As the COVID-19 virus spreads and federal and local governments continue to extend restrictions and take more extreme precautions to limit its spread, there is clearly a need to invest in military medical technologies developed for future near peer battles and multi-domain operations to address the issue of scale. Some of the technologies such as telemedicine solutions and rule-based ventilators that follow narrow guidelines and protocols have already been developed and fielded. However, rule-based ventilators cannot be used in clinically complex cases. Nor can they employ data driven models to predict events, resulting in earlier interventions and better outcomes.

Bringing together the data, data scientists, regulators, and other stakeholders to accelerate the development and availability of these advanced AI and machine learning solutions will require deliberately shifting priorities as well as dedicating funding and loosening regulatory barriers, real or perceived. This has already begun in response to COVID-19, but there is more to do before fielding such data-driven ventilator systems that lack the transparency and explainability needed in critical decision-making systems. There are technological, regulatory, ethical, and political hurdles to overcome and unless things start moving faster, it will take several years before they are ready for patient use. To get things moving, the Department of Defense and other stakeholders will need to recognize and continue to support investments in AI-enabling infrastructure and data collection, and a desire to accelerate and deliver AI capabilities.

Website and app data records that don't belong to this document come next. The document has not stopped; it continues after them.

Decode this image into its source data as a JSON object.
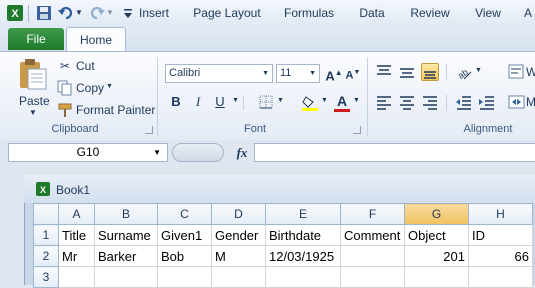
{
  "qat": {
    "icons": [
      "excel-logo-icon",
      "save-icon",
      "undo-icon",
      "redo-icon",
      "customize-qat-icon"
    ]
  },
  "tabs": {
    "file": "File",
    "home": "Home",
    "insert": "Insert",
    "page_layout": "Page Layout",
    "formulas": "Formulas",
    "data": "Data",
    "review": "Review",
    "view": "View",
    "partial": "A"
  },
  "clipboard": {
    "paste": "Paste",
    "cut": "Cut",
    "copy": "Copy",
    "format_painter": "Format Painter",
    "group": "Clipboard"
  },
  "font": {
    "name": "Calibri",
    "size": "11",
    "bold": "B",
    "italic": "I",
    "underline": "U",
    "grow": "A",
    "shrink": "A",
    "color_glyph": "A",
    "group": "Font"
  },
  "alignment": {
    "group": "Alignment"
  },
  "formula_bar": {
    "name_box": "G10",
    "fx": "fx",
    "value": ""
  },
  "workbook": {
    "title": "Book1"
  },
  "sheet": {
    "columns": [
      "A",
      "B",
      "C",
      "D",
      "E",
      "F",
      "G",
      "H"
    ],
    "selected_column": "G",
    "rows": [
      {
        "header": "1",
        "cells": [
          "Title",
          "Surname",
          "Given1",
          "Gender",
          "Birthdate",
          "Comment",
          "Object",
          "ID"
        ]
      },
      {
        "header": "2",
        "cells": [
          "Mr",
          "Barker",
          "Bob",
          "M",
          "12/03/1925",
          "",
          "201",
          "66"
        ]
      },
      {
        "header": "3",
        "cells": [
          "",
          "",
          "",
          "",
          "",
          "",
          "",
          ""
        ]
      }
    ]
  },
  "colors": {
    "file_tab": "#2a8838",
    "ribbon": "#f3f6fb",
    "selected_header": "#f5c96e"
  }
}
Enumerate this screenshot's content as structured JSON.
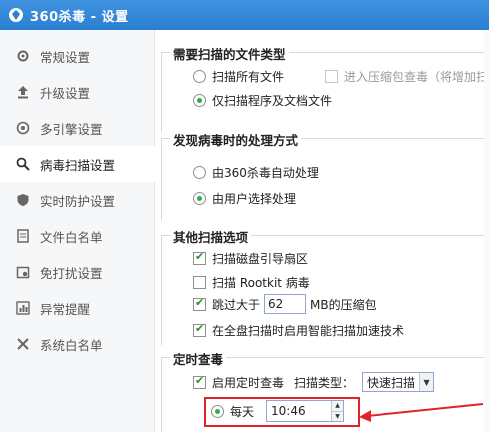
{
  "window": {
    "title": "360杀毒 - 设置"
  },
  "sidebar": {
    "items": [
      {
        "label": "常规设置",
        "icon": "gear-icon"
      },
      {
        "label": "升级设置",
        "icon": "upload-icon"
      },
      {
        "label": "多引擎设置",
        "icon": "engine-icon"
      },
      {
        "label": "病毒扫描设置",
        "icon": "search-icon",
        "active": true
      },
      {
        "label": "实时防护设置",
        "icon": "shield-icon"
      },
      {
        "label": "文件白名单",
        "icon": "document-icon"
      },
      {
        "label": "免打扰设置",
        "icon": "calendar-icon"
      },
      {
        "label": "异常提醒",
        "icon": "chart-icon"
      },
      {
        "label": "系统白名单",
        "icon": "tools-icon"
      }
    ]
  },
  "file_types": {
    "title": "需要扫描的文件类型",
    "scan_all": "扫描所有文件",
    "scan_archive": "进入压缩包查毒（将增加扫",
    "scan_programs": "仅扫描程序及文档文件",
    "selected": "scan_programs"
  },
  "virus_action": {
    "title": "发现病毒时的处理方式",
    "auto": "由360杀毒自动处理",
    "user": "由用户选择处理",
    "selected": "user"
  },
  "other_options": {
    "title": "其他扫描选项",
    "boot_sector": "扫描磁盘引导扇区",
    "boot_sector_checked": true,
    "rootkit": "扫描 Rootkit 病毒",
    "rootkit_checked": false,
    "skip_prefix": "跳过大于",
    "skip_size": "62",
    "skip_suffix": "MB的压缩包",
    "skip_checked": true,
    "smart_accel": "在全盘扫描时启用智能扫描加速技术",
    "smart_accel_checked": true
  },
  "scheduled": {
    "title": "定时查毒",
    "enable": "启用定时查毒",
    "enable_checked": true,
    "scan_type_label": "扫描类型：",
    "scan_type_value": "快速扫描",
    "daily": "每天",
    "daily_selected": true,
    "time": "10:46"
  },
  "colors": {
    "titlebar": "#2a7fd2",
    "highlight": "#e0232b",
    "radio_dot": "#2fae3f"
  }
}
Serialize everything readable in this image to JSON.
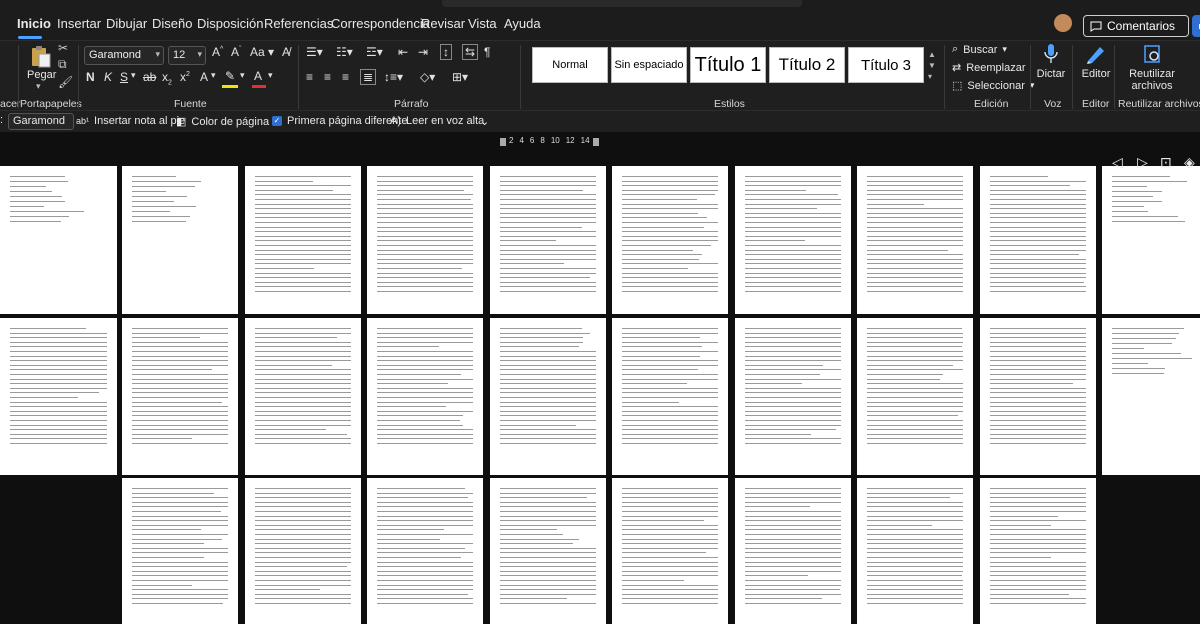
{
  "menu": {
    "tabs": [
      "Inicio",
      "Insertar",
      "Dibujar",
      "Diseño",
      "Disposición",
      "Referencias",
      "Correspondencia",
      "Revisar",
      "Vista",
      "Ayuda"
    ],
    "active": "Inicio",
    "comments_label": "Comentarios"
  },
  "ribbon": {
    "clipboard": {
      "paste_label": "Pegar",
      "group_label": "Portapapeles"
    },
    "font": {
      "name": "Garamond",
      "size": "12",
      "group_label": "Fuente"
    },
    "paragraph": {
      "group_label": "Párrafo"
    },
    "styles": {
      "items": [
        "Normal",
        "Sin espaciado",
        "Título 1",
        "Título 2",
        "Título 3"
      ],
      "group_label": "Estilos"
    },
    "editing": {
      "find_label": "Buscar",
      "replace_label": "Reemplazar",
      "select_label": "Seleccionar",
      "group_label": "Edición"
    },
    "voice": {
      "dictate_label": "Dictar",
      "group_label": "Voz"
    },
    "editor": {
      "label": "Editor",
      "group_label": "Editor"
    },
    "reuse": {
      "label_line1": "Reutilizar",
      "label_line2": "archivos",
      "group_label": "Reutilizar archivos"
    },
    "left_cut_label": "acer"
  },
  "toolbar2": {
    "font_name": "Garamond",
    "footnote_label": "Insertar nota al pie",
    "page_color_label": "Color de página",
    "first_page_label": "Primera página diferente",
    "read_aloud_label": "Leer en voz alta"
  },
  "ruler": {
    "numbers": [
      "2",
      "4",
      "6",
      "8",
      "10",
      "12",
      "14"
    ]
  },
  "colors": {
    "accent": "#2f6fd1",
    "underline": "#4ca0ff",
    "highlight": "#f2e600",
    "font_color": "#e03030"
  }
}
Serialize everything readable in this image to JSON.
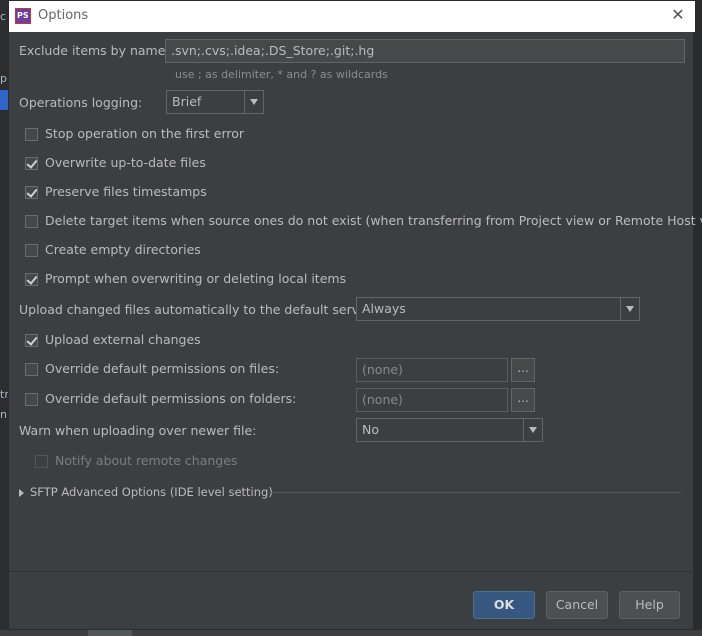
{
  "dialog": {
    "title": "Options"
  },
  "exclude": {
    "label": "Exclude items by name:",
    "value": ".svn;.cvs;.idea;.DS_Store;.git;.hg",
    "hint": "use ; as delimiter, * and ? as wildcards"
  },
  "logging": {
    "label": "Operations logging:",
    "value": "Brief"
  },
  "options": [
    {
      "label": "Stop operation on the first error",
      "checked": false
    },
    {
      "label": "Overwrite up-to-date files",
      "checked": true
    },
    {
      "label": "Preserve files timestamps",
      "checked": true
    },
    {
      "label": "Delete target items when source ones do not exist (when transferring from Project view or Remote Host view)",
      "checked": false
    },
    {
      "label": "Create empty directories",
      "checked": false
    },
    {
      "label": "Prompt when overwriting or deleting local items",
      "checked": true
    }
  ],
  "upload_auto": {
    "label": "Upload changed files automatically to the default server",
    "value": "Always"
  },
  "upload_external": {
    "label": "Upload external changes",
    "checked": true
  },
  "perm_files": {
    "label": "Override default permissions on files:",
    "value": "(none)",
    "checked": false,
    "browse": "..."
  },
  "perm_folders": {
    "label": "Override default permissions on folders:",
    "value": "(none)",
    "checked": false,
    "browse": "..."
  },
  "warn_newer": {
    "label": "Warn when uploading over newer file:",
    "value": "No"
  },
  "notify_remote": {
    "label": "Notify about remote changes",
    "checked": false,
    "enabled": false
  },
  "sftp_section": {
    "label": "SFTP Advanced Options (IDE level setting)"
  },
  "buttons": {
    "ok": "OK",
    "cancel": "Cancel",
    "help": "Help"
  },
  "background": {
    "fragments": [
      "c",
      "p",
      "tn",
      "n"
    ]
  }
}
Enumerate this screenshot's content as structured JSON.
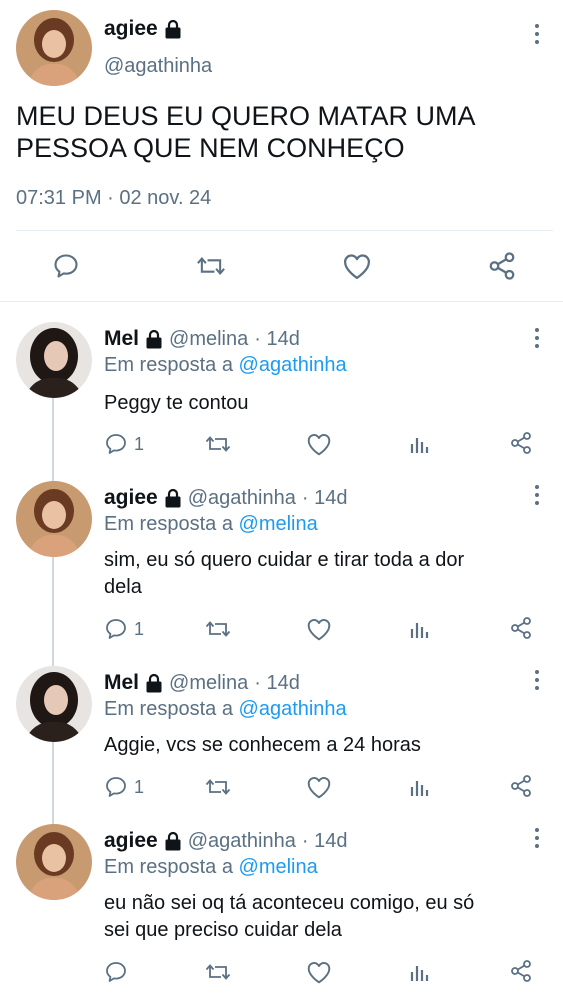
{
  "main_tweet": {
    "display_name": "agiee",
    "handle": "@agathinha",
    "text_line1": "MEU DEUS EU QUERO MATAR UMA",
    "text_line2": "PESSOA QUE NEM CONHEÇO",
    "timestamp": "07:31 PM · 02 nov. 24"
  },
  "replies": [
    {
      "display_name": "Mel",
      "handle": "@melina",
      "time": "· 14d",
      "reply_prefix": "Em resposta a",
      "reply_to": "@agathinha",
      "text_line1": "Peggy te contou",
      "text_line2": "",
      "reply_count": "1",
      "avatar": "dark-hair"
    },
    {
      "display_name": "agiee",
      "handle": "@agathinha",
      "time": "· 14d",
      "reply_prefix": "Em resposta a",
      "reply_to": "@melina",
      "text_line1": "sim, eu só quero cuidar e tirar toda a dor",
      "text_line2": "dela",
      "reply_count": "1",
      "avatar": "warm"
    },
    {
      "display_name": "Mel",
      "handle": "@melina",
      "time": "· 14d",
      "reply_prefix": "Em resposta a",
      "reply_to": "@agathinha",
      "text_line1": "Aggie, vcs se conhecem a 24 horas",
      "text_line2": "",
      "reply_count": "1",
      "avatar": "dark-hair"
    },
    {
      "display_name": "agiee",
      "handle": "@agathinha",
      "time": "· 14d",
      "reply_prefix": "Em resposta a",
      "reply_to": "@melina",
      "text_line1": "eu não sei oq tá aconteceu comigo, eu só",
      "text_line2": "sei que preciso cuidar dela",
      "reply_count": "",
      "avatar": "warm"
    }
  ],
  "icons": [
    "lock-icon",
    "more-icon",
    "reply-icon",
    "retweet-icon",
    "like-icon",
    "share-icon",
    "analytics-icon"
  ],
  "colors": {
    "link": "#1d9bf0",
    "secondary_text": "#5b7083",
    "divider": "#e6ecf0"
  }
}
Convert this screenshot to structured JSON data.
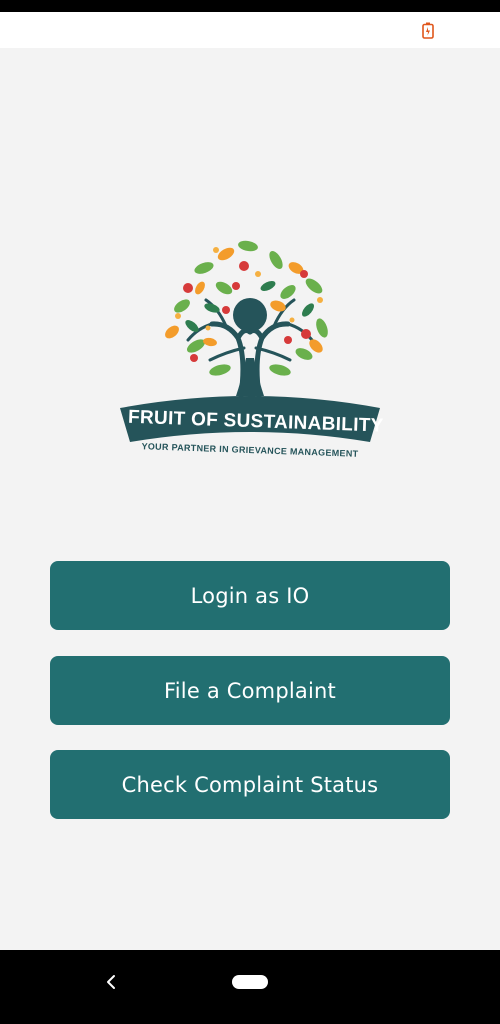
{
  "colors": {
    "accent": "#226f71",
    "button_text": "#ffffff",
    "battery_icon": "#e0561b",
    "background": "#f3f3f3"
  },
  "status_bar": {
    "battery_icon": "battery-charging-icon"
  },
  "logo": {
    "title": "FRUIT OF SUSTAINABILITY",
    "tagline": "YOUR PARTNER IN GRIEVANCE MANAGEMENT"
  },
  "buttons": {
    "login_label": "Login as IO",
    "file_label": "File a Complaint",
    "status_label": "Check Complaint Status"
  },
  "nav": {
    "back_icon": "back-chevron-icon",
    "home_icon": "home-pill-icon"
  }
}
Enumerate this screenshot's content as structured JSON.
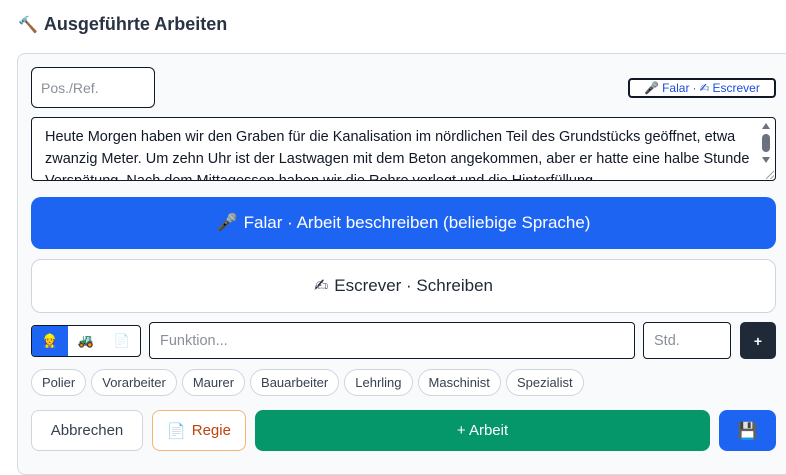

The last few weeks show the urgency of these solutions, not just for a future war, but for pandemics. In order to help everyone from the combat medic or infantryman performing “buddy aid” in a megacity to the respiratory therapist at a rural clinic managing dozens of patients with a dwindling number of beds, masks, and ventilators, it is time to leverage the expertise and current work going on at organizations such as the U.S. Army Medical Research and Development Command’s Telemedicine and Advanced Technology Research Center and the Joint AI Center’s Warfighter Health National Mission Initiative.

This could save lives everywhere from hospitals in your hometown to the future battlefield.

 

 

Rebecca Lee is a project manager and researcher at the Medical Intelligent Systems Lab at the U.S. Army Medical Research and Development Command’s Telemedicine and Advanced Technology Research Center. She focuses on clinical decision support systems in support of combat casualty care. She holds degrees from the Johns Hopkins University and the George Washington University.

Col. Jeremy Pamplin is the director for the Telemedicine and Advanced Technology Research Center. Prior to this assignment, he was the director of Virtual Critical Care at Madigan Army Medical Center where he began the first Army Tele Critical Care service and integrated it into the Joint Tele Critical Care Network. He has deployed in support of Operation Iraqi Freedom and Operation Enduring Freedom, once to Iraq as the chief of critical care for the 86th Combat Support Hospital and once to Afghanistan as the deputy deployed medical director for the 33rd Field Hospital and the American contingent’s physician leader.

The views, opinions and/or findings contained in this presentation are those of the author and do not necessarily reflect the views of the Department of Defense and should not be construed as an official position, policy, or decision of the Department of Defense or the U.S. Army unless so designated by other documentation.

Reference herein to any specific commercial products, process, or service by trade name, trademark, manufacturer, or otherwise, does not necessarily constitute or imply its endorsement, recommendation, or favoring by the U.S. government.

Image: Madigan Army Medical Center (Photo by John Wayne Liston)